Today’s Daily Telegraph features a story about redaction. And for a change, this is not a story complaining about public authorities redacting too much, but about them failing to do so properly.

The Departments for Health and Communities and Local Government, and the Ministry of Defence, are all alleged to have disclosed and published documents containing redactions. But unfortunately, it appears that the redactions were poorly done, and as a result, the material that should have remained secret can be read by requesters and others with very little effort on their part.

Redaction, for those who don’t speak FOI, is the term used to describe blanking out information in documents. It happens when public authorities are disclosing documents but there are particular words or passages that contain sensitive information and are therefore exempt. Rather than refusing to provide the whole document, public authorities will blank out the relevant sections.

It is a difficult process from start to finish. First of all, if the document (or documents) is very long, it can be time consuming (and this time often can’t be included in estimates of the cost). Secondly, as the Telegraph has highlighted, the practicalities of how to redact are not straightforward.

The Telegraph gives two examples of how redaction can go wrong. In the first, it appears that the Civil Servant responsible thought they had successfully blanked out the relevant sections using available software, but when the journalist studied the documents, it was a simple matter to highlight the relevant sections to see what had been supposedly hidden. In the second, rather more prosaic (and familiar) example, the text had been blanked out using a black marker pen, but when the document was held up against the light, again the information was magically revealed.

Another common difficulty occurs with Track Changes™ or similar functionality in office software (or more accurately, with staff understanding how it works). In a previous job, we  purchased redaction software in an attempt to overcome these issues, only to find that it didn’t work properly (it tended to blank out more than the section you wanted to cover up).

In the end, less technical solutions tend to be the most effective.

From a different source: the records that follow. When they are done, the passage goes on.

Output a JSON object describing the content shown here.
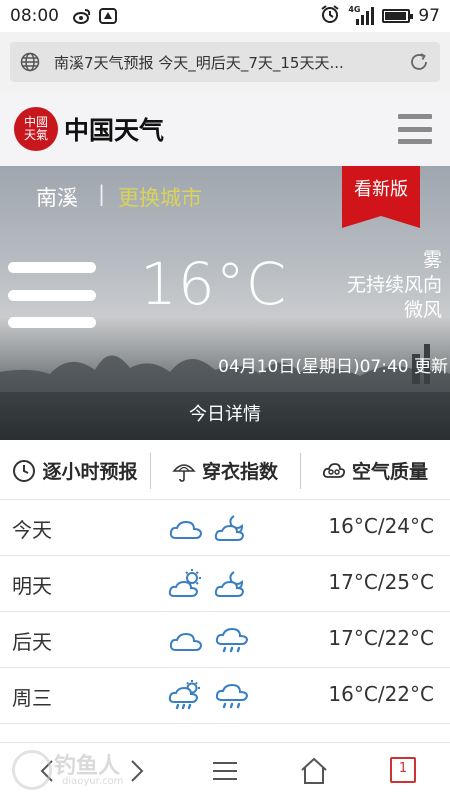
{
  "status_bar": {
    "time": "08:00",
    "signal": "4G",
    "battery": "97",
    "battery_level_percent": 97,
    "icons": [
      "weibo-icon",
      "notification-icon",
      "alarm-icon",
      "signal-icon",
      "battery-icon"
    ]
  },
  "browser": {
    "url_title": "南溪7天气预报 今天_明后天_7天_15天天..."
  },
  "site": {
    "seal_text": "中國天氣",
    "name": "中国天气"
  },
  "hero": {
    "city": "南溪",
    "separator": "|",
    "change_city": "更换城市",
    "new_version": "看新版",
    "temperature": "16°C",
    "weather": "雾",
    "wind_direction": "无持续风向",
    "wind_level": "微风",
    "updated": "04月10日(星期日)07:40 更新",
    "today_detail": "今日详情"
  },
  "tabs": [
    {
      "label": "逐小时预报",
      "icon": "clock-icon"
    },
    {
      "label": "穿衣指数",
      "icon": "umbrella-icon"
    },
    {
      "label": "空气质量",
      "icon": "cloud-air-icon"
    }
  ],
  "forecast": [
    {
      "day": "今天",
      "day_icon": "cloudy-icon",
      "night_icon": "partly-cloudy-night-icon",
      "range": "16°C/24°C"
    },
    {
      "day": "明天",
      "day_icon": "partly-cloudy-day-icon",
      "night_icon": "partly-cloudy-night-icon",
      "range": "17°C/25°C"
    },
    {
      "day": "后天",
      "day_icon": "cloudy-icon",
      "night_icon": "rain-icon",
      "range": "17°C/22°C"
    },
    {
      "day": "周三",
      "day_icon": "sun-rain-icon",
      "night_icon": "rain-icon",
      "range": "16°C/22°C"
    }
  ],
  "bottom_nav": {
    "tab_count": "1",
    "watermark_text": "钓鱼人",
    "watermark_url": "diaoyur.com"
  },
  "colors": {
    "brand_red": "#c8161d",
    "change_city": "#d9d35a",
    "icon_blue": "#3a7fc1"
  }
}
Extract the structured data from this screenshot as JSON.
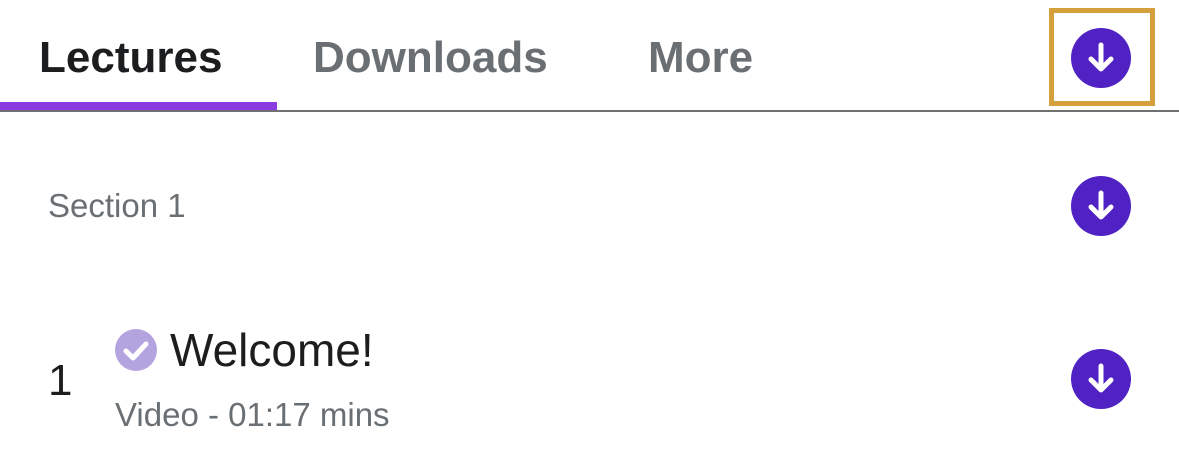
{
  "tabs": [
    {
      "label": "Lectures",
      "active": true
    },
    {
      "label": "Downloads",
      "active": false
    },
    {
      "label": "More",
      "active": false
    }
  ],
  "colors": {
    "accent": "#8a3ce0",
    "download_button": "#5022c3",
    "highlight": "#d4a03c",
    "check": "#b3a4e0"
  },
  "icons": {
    "download": "download-arrow-icon",
    "completed": "check-circle-icon"
  },
  "section": {
    "title": "Section 1"
  },
  "lectures": [
    {
      "number": "1",
      "title": "Welcome!",
      "meta": "Video - 01:17 mins",
      "completed": true
    }
  ]
}
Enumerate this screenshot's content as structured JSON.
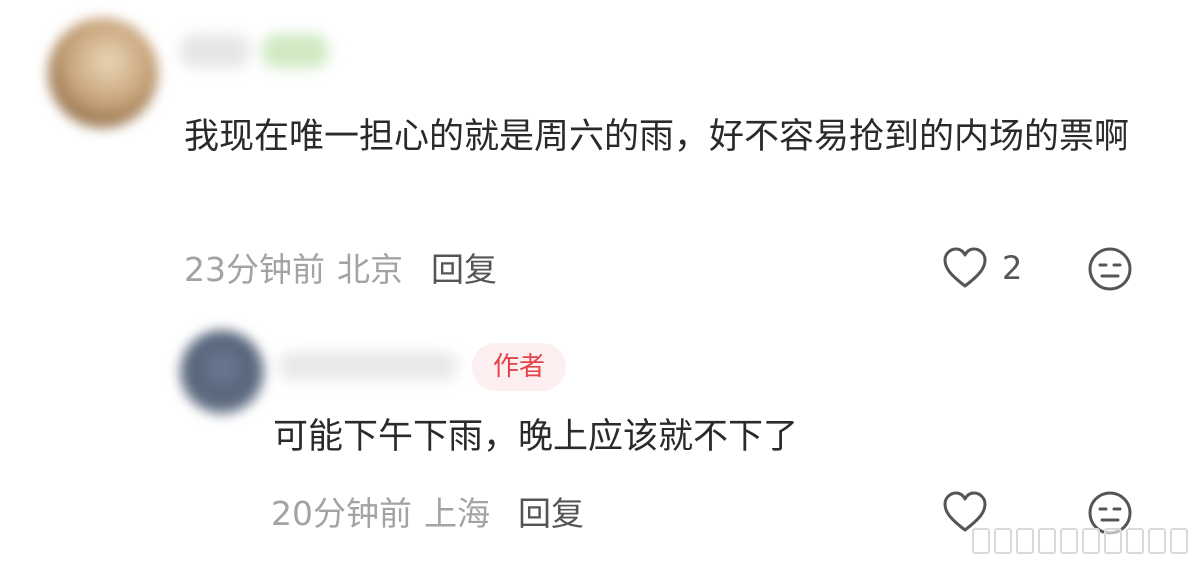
{
  "comments": [
    {
      "text": "我现在唯一担心的就是周六的雨，好不容易抢到的内场的票啊",
      "time": "23分钟前",
      "location": "北京",
      "reply_label": "回复",
      "like_count": "2",
      "like_icon": "heart-outline-icon",
      "dislike_icon": "unhappy-face-icon"
    },
    {
      "badge": "作者",
      "text": "可能下午下雨，晚上应该就不下了",
      "time": "20分钟前",
      "location": "上海",
      "reply_label": "回复",
      "like_icon": "heart-outline-icon",
      "dislike_icon": "unhappy-face-icon"
    }
  ],
  "colors": {
    "badge_text": "#e4434a",
    "badge_bg": "#fdeff0",
    "meta_gray": "#a3a3a3",
    "icon_gray": "#555555"
  }
}
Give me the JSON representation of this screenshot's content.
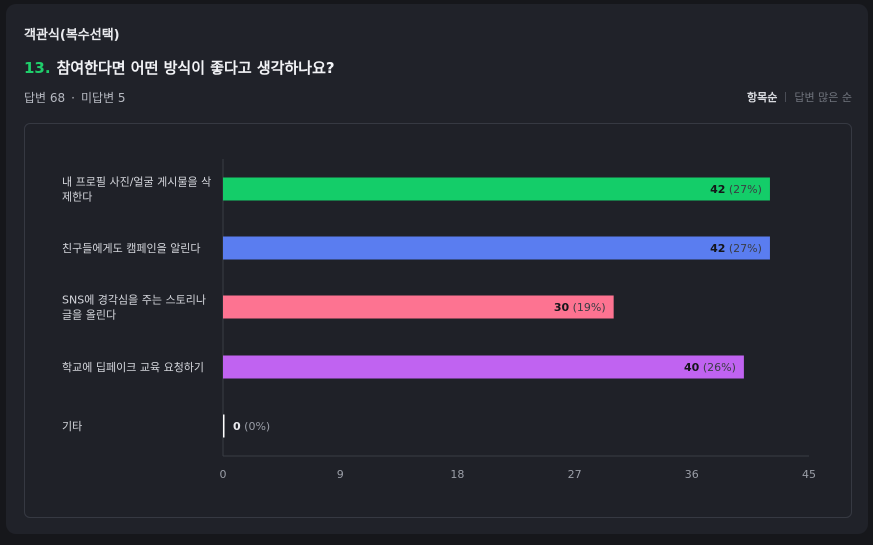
{
  "question": {
    "type_label": "객관식(복수선택)",
    "number": "13.",
    "title": "참여한다면 어떤 방식이 좋다고 생각하나요?",
    "answered": "답변 68",
    "separator": "·",
    "unanswered": "미답변 5"
  },
  "sort": {
    "active": "항목순",
    "inactive": "답변 많은 순"
  },
  "chart_data": {
    "type": "bar",
    "orientation": "horizontal",
    "categories": [
      "내 프로필 사진/얼굴 게시물을 삭제한다",
      "친구들에게도 캠페인을 알린다",
      "SNS에 경각심을 주는 스토리나 글을 올린다",
      "학교에 딥페이크 교육 요청하기",
      "기타"
    ],
    "label_lines": [
      [
        "내 프로필 사진/얼굴 게시물을 삭",
        "제한다"
      ],
      [
        "친구들에게도 캠페인을 알린다"
      ],
      [
        "SNS에 경각심을 주는 스토리나",
        "글을 올린다"
      ],
      [
        "학교에 딥페이크 교육 요청하기"
      ],
      [
        "기타"
      ]
    ],
    "values": [
      42,
      42,
      30,
      40,
      0
    ],
    "percent_labels": [
      "(27%)",
      "(27%)",
      "(19%)",
      "(26%)",
      "(0%)"
    ],
    "colors": [
      "#14cd69",
      "#5a7df0",
      "#fd7391",
      "#c063f1",
      "#ffffff"
    ],
    "xlim": [
      0,
      45
    ],
    "xticks": [
      0,
      9,
      18,
      27,
      36,
      45
    ],
    "grid": false
  }
}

The standard one is to use a black marker pen to cover the relevant words, then photocopy the pages, possibly use the pen again on the photocopy, then photocopy the pages again, and so on until you (and usually half a dozen colleagues interrupted to double check it for you) are satisfied that the words or passage can’t be read.

My favoured solution, sometimes complemented by the one above, is to use cut up bits of Post-It ™ note or paper that can be otherwise secured, and place them over the relevant sections before photocopying the pages (taking care not to dislodge said bits of paper en route to the photocopier). You can even indicate the relevant exemptions on the paper covering each section. This is effective, and has the added benefit of making your desk look like the aftermath of a Blue Peter craft session. “And here’s a document I prepared earlier…”

So I feel for my colleagues in central Government. They will no doubt want to read up about redaction, so if they and you want to know more, both the Information Commissioner and the National Archives publish useful guidance for public authorities.

If you’re waiting for my post on exemptions and the public interest test, don’t worry, I haven’t forgotten about it. I’ve just extended the deadline(!) and hope to publish it later this week.